The film opens with nine young samurai tossing around a theory that their lord chamberlain maybe corrupt and that the superintendent has agreed to take care of this matter. They are surprised to find themselves interrupted by a mysterious samurai Sanjuro who has a theory of his own, which is that the superintendent is the actual culprit. Although initially reluctant, they are finally convinced when they find out that the superintendent and his men has their place surrounded with a possible intention to wipe them all out. Sanjuro finds a place for them to hide and proceeds to take down some of the superintendent’s men. The fight comes to a halt when the superintendent’s right-hand man Moruto Hanbei instructs the men to look elsewhere as this is not someone whom they should be fighting.

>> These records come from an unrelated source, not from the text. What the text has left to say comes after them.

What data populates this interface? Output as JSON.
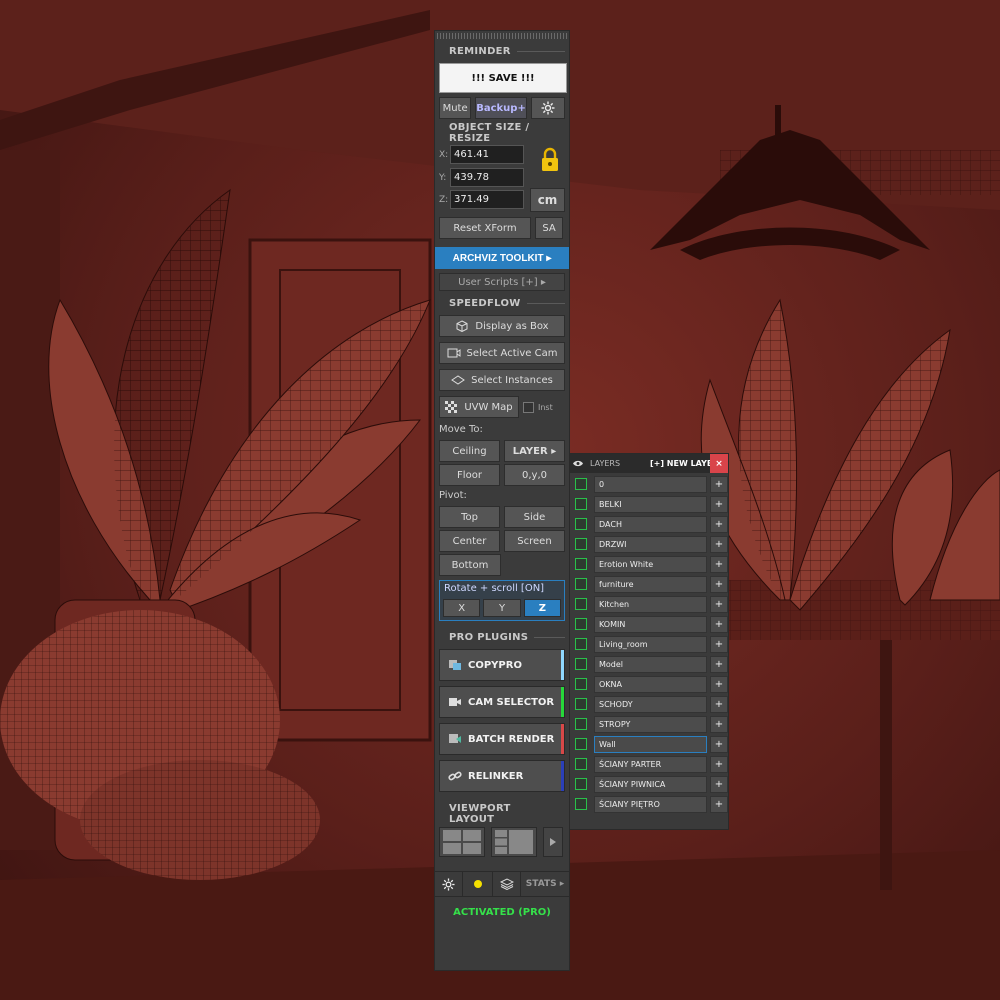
{
  "reminder": {
    "section": "REMINDER",
    "save": "!!! SAVE !!!",
    "mute": "Mute",
    "backup": "Backup+"
  },
  "size": {
    "section": "OBJECT SIZE / RESIZE",
    "x_label": "X:",
    "x": "461.41",
    "y_label": "Y:",
    "y": "439.78",
    "z_label": "Z:",
    "z": "371.49",
    "unit": "cm",
    "reset": "Reset XForm",
    "sa": "SA"
  },
  "archviz": "ARCHVIZ TOOLKIT ▸",
  "user_scripts": "User Scripts [+] ▸",
  "speedflow": {
    "section": "SPEEDFLOW",
    "display_box": "Display as Box",
    "active_cam": "Select Active Cam",
    "instances": "Select Instances",
    "uvw": "UVW Map",
    "inst": "Inst"
  },
  "move": {
    "label": "Move To:",
    "ceiling": "Ceiling",
    "layer": "LAYER ▸",
    "floor": "Floor",
    "zero": "0,y,0"
  },
  "pivot": {
    "label": "Pivot:",
    "top": "Top",
    "side": "Side",
    "center": "Center",
    "screen": "Screen",
    "bottom": "Bottom"
  },
  "rotate": {
    "text": "Rotate + scroll  [ON]",
    "x": "X",
    "y": "Y",
    "z": "Z",
    "active": "Z"
  },
  "pro": {
    "section": "PRO PLUGINS",
    "items": [
      {
        "label": "COPYPRO",
        "color": "#8fd8ff"
      },
      {
        "label": "CAM SELECTOR",
        "color": "#27d83a"
      },
      {
        "label": "BATCH RENDER",
        "color": "#d84848"
      },
      {
        "label": "RELINKER",
        "color": "#2b3fb8"
      }
    ]
  },
  "viewport": {
    "section": "VIEWPORT LAYOUT"
  },
  "bottom": {
    "stats": "STATS ▸",
    "status": "ACTIVATED (PRO)"
  },
  "layers": {
    "title": "LAYERS",
    "new_layer": "[+] NEW LAYER",
    "close": "×",
    "plus": "+",
    "selected": "Wall",
    "items": [
      "0",
      "BELKI",
      "DACH",
      "DRZWI",
      "Erotion White",
      "furniture",
      "Kitchen",
      "KOMIN",
      "Living_room",
      "Model",
      "OKNA",
      "SCHODY",
      "STROPY",
      "Wall",
      "ŚCIANY PARTER",
      "ŚCIANY PIWNICA",
      "ŚCIANY PIĘTRO"
    ]
  },
  "colors": {
    "accent": "#2a7fc0",
    "activated": "#35e04a",
    "close": "#d9444a",
    "scene": "#6b261f"
  }
}
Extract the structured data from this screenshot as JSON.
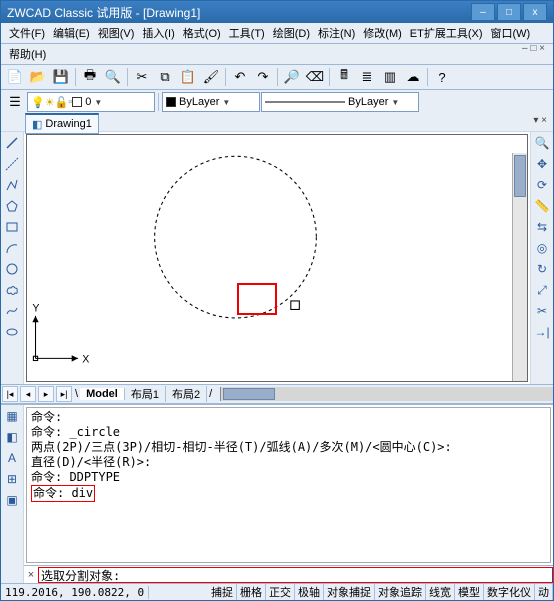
{
  "window": {
    "title": "ZWCAD Classic 试用版 - [Drawing1]"
  },
  "menu": {
    "items1": [
      "文件(F)",
      "编辑(E)",
      "视图(V)",
      "插入(I)",
      "格式(O)",
      "工具(T)",
      "绘图(D)",
      "标注(N)",
      "修改(M)",
      "ET扩展工具(X)",
      "窗口(W)"
    ],
    "items2": [
      "帮助(H)"
    ]
  },
  "toolbar1_icons": [
    "new-icon",
    "open-icon",
    "save-icon",
    "print-icon",
    "preview-icon",
    "cut-icon",
    "copy-icon",
    "paste-icon",
    "matchprop-icon",
    "undo-icon",
    "redo-icon",
    "find-icon",
    "erase-icon",
    "calc-icon",
    "linetype-icon",
    "palette-icon",
    "cloud-icon",
    "help-icon"
  ],
  "toolbar2": {
    "layer_value": "0",
    "color_value": "ByLayer",
    "lt_value": "ByLayer"
  },
  "doc_tab": "Drawing1",
  "left_tools": [
    "line-icon",
    "xline-icon",
    "pline-icon",
    "polygon-icon",
    "rect-icon",
    "arc-icon",
    "circle-icon",
    "revcloud-icon",
    "spline-icon",
    "ellipse-icon",
    "arc2-icon",
    "block-icon",
    "point-icon",
    "hatch-icon",
    "region-icon",
    "text-icon"
  ],
  "left_tools2": [
    "table-icon",
    "gradient-icon",
    "mtext-icon",
    "table2-icon",
    "region2-icon"
  ],
  "right_tools": [
    "zoom-icon",
    "pan-icon",
    "orbit-icon",
    "measure-icon",
    "mirror-icon",
    "offset-icon",
    "rotate-icon",
    "scale-icon",
    "trim-icon",
    "extend-icon",
    "fillet-icon",
    "explode-icon",
    "layer-icon",
    "dim-icon",
    "prop-icon"
  ],
  "model_tabs": {
    "active": "Model",
    "others": [
      "布局1",
      "布局2"
    ]
  },
  "cmd_history": [
    "命令:",
    "命令: _circle",
    "两点(2P)/三点(3P)/相切-相切-半径(T)/弧线(A)/多次(M)/<圆中心(C)>:",
    "直径(D)/<半径(R)>:",
    "命令: DDPTYPE",
    "命令: div"
  ],
  "cmd_prompt": "选取分割对象:",
  "status": {
    "coord": "119.2016,  190.0822,  0",
    "buttons": [
      "捕捉",
      "栅格",
      "正交",
      "极轴",
      "对象捕捉",
      "对象追踪",
      "线宽",
      "模型",
      "数字化仪",
      "动"
    ]
  },
  "colors": {
    "title_bg": "#2a6aa8",
    "panel": "#e8eef6",
    "highlight": "#e00"
  }
}
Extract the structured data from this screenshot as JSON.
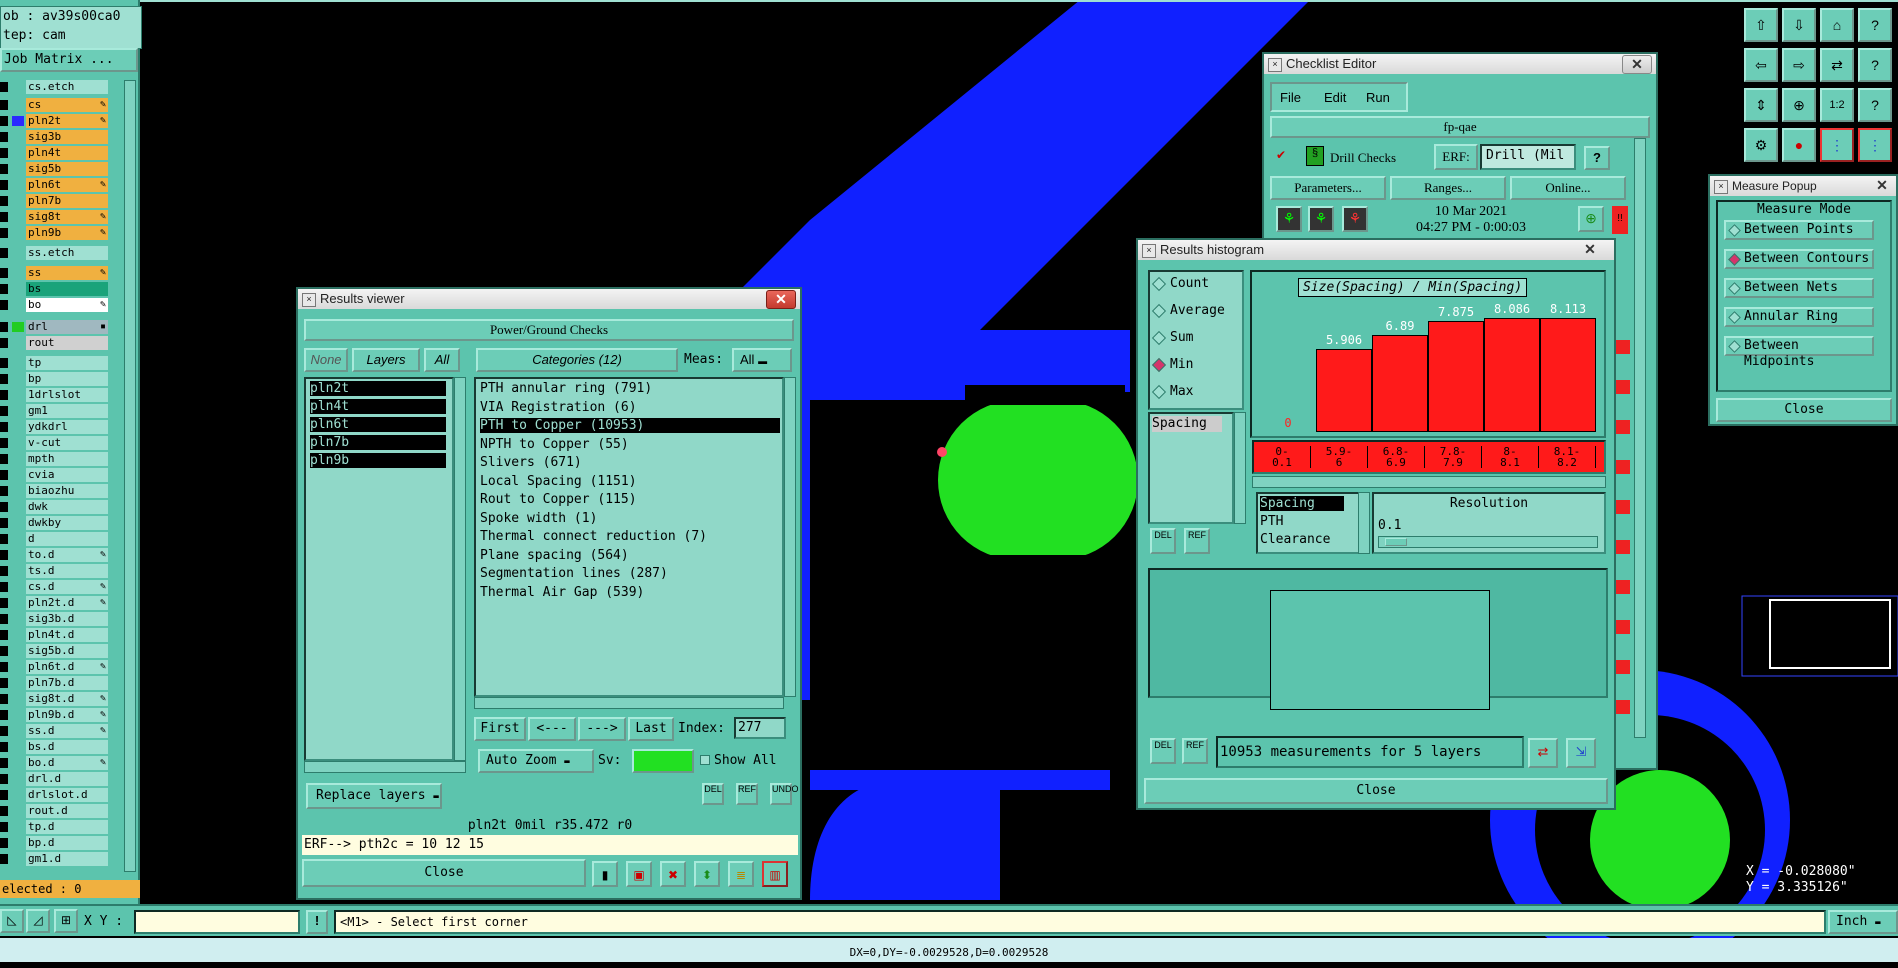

He is impressed with Sanjuro’s skills and makes him a job offer. After they leave, Sanjuro tells the nine young samurai that he is going to help them. Akira Kurosawa’s Sanjuro is the sequel to his immensely successful 1961 film Yojimbo (remade by Sergio Leone as A Fistful of Dollars in 1964). Toshiro Mifune once again reprises his famous role as Sanjuro – the lone, wandering samurai who is always on the lookout for employment. Another legendary actor Tatsuya Nakadai (who also happens to be my favorite) appears as the primary antagonist Muroto Hanbei. Nakadai was the primary antagonist in Yojimbo as well, but it was a different character with a different name. (Nakadai would go on to replace Mifune as the lead in some of Kurosawa’s later films.) Mifune’s character is markedly different from the one he played in Yojimbo, in that he displays an aversion to violence. He has grown to dislike the idea of shedding blood. In Sanjuro, he is very clear about which group he genuinely wants to help whereas in Yojimbo, he despised the groups on both sides and eventually pitted them against each other. Sanjuro sees Kurosawa at his most playful, adopting a much lighter tone compared to Yojimbo. It’s his most enjoyable film. There is a lot of subtle humor. Sanjuro’s interactions with some of the hot-blooded members of the nine young samurai provides some laughs. In one scene, he tells one of them: “Stupid friends are worse than enemies.” I’m going to have to agree with that quote as I’ve had some experiences with friends like that myself. It’s absorbing narrative reminded me of the folk tales I used to read as a kid. A sense of calmness washes over me whenever I sit down to watch this film. The neatly composed frames and the meticulously crafted action sequences served as inspiration for the successive generations of filmmakers. The Crazy-88 sequence in Quentin Tarantino’s Kill Bill is basically the climactic duel in this notched up to 10. So, go ahead and do yourself a favor and watch this delicious classic.
Sanjuro (1962) – Kurosawa’s most playful film